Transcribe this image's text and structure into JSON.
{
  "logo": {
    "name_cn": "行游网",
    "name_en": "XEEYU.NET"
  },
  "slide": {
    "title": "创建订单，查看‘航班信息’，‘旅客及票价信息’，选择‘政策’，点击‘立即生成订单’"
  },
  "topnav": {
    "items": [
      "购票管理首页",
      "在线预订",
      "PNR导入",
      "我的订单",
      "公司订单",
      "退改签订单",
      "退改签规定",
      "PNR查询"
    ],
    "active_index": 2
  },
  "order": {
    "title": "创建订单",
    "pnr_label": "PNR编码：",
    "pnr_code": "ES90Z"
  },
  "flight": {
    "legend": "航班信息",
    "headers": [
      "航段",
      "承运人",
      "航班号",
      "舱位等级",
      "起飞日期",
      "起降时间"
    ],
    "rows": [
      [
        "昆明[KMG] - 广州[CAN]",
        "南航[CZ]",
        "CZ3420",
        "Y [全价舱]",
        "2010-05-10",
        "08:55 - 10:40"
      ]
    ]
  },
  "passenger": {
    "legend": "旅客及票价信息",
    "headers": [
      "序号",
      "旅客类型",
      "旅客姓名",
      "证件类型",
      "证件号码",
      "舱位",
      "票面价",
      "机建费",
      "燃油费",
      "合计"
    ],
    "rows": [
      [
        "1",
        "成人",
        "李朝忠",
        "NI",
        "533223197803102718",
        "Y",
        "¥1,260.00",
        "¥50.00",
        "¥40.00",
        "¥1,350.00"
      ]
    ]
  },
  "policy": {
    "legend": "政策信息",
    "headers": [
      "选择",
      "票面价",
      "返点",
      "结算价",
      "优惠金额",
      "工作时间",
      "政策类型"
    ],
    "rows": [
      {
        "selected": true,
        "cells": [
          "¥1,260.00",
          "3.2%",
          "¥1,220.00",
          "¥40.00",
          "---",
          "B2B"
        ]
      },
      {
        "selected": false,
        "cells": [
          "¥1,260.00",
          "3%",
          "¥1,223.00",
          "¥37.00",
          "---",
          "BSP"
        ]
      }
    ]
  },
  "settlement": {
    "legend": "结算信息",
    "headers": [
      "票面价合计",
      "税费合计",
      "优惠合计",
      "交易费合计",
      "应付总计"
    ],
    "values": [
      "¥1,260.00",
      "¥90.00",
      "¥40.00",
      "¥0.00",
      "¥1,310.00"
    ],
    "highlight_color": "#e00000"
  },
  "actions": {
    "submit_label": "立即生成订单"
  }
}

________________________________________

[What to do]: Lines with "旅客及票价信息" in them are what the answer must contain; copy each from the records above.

[Output for this task]:
    "title": "创建订单，查看‘航班信息’，‘旅客及票价信息’，选择‘政策’，点击‘立即生成订单’"
    "legend": "旅客及票价信息",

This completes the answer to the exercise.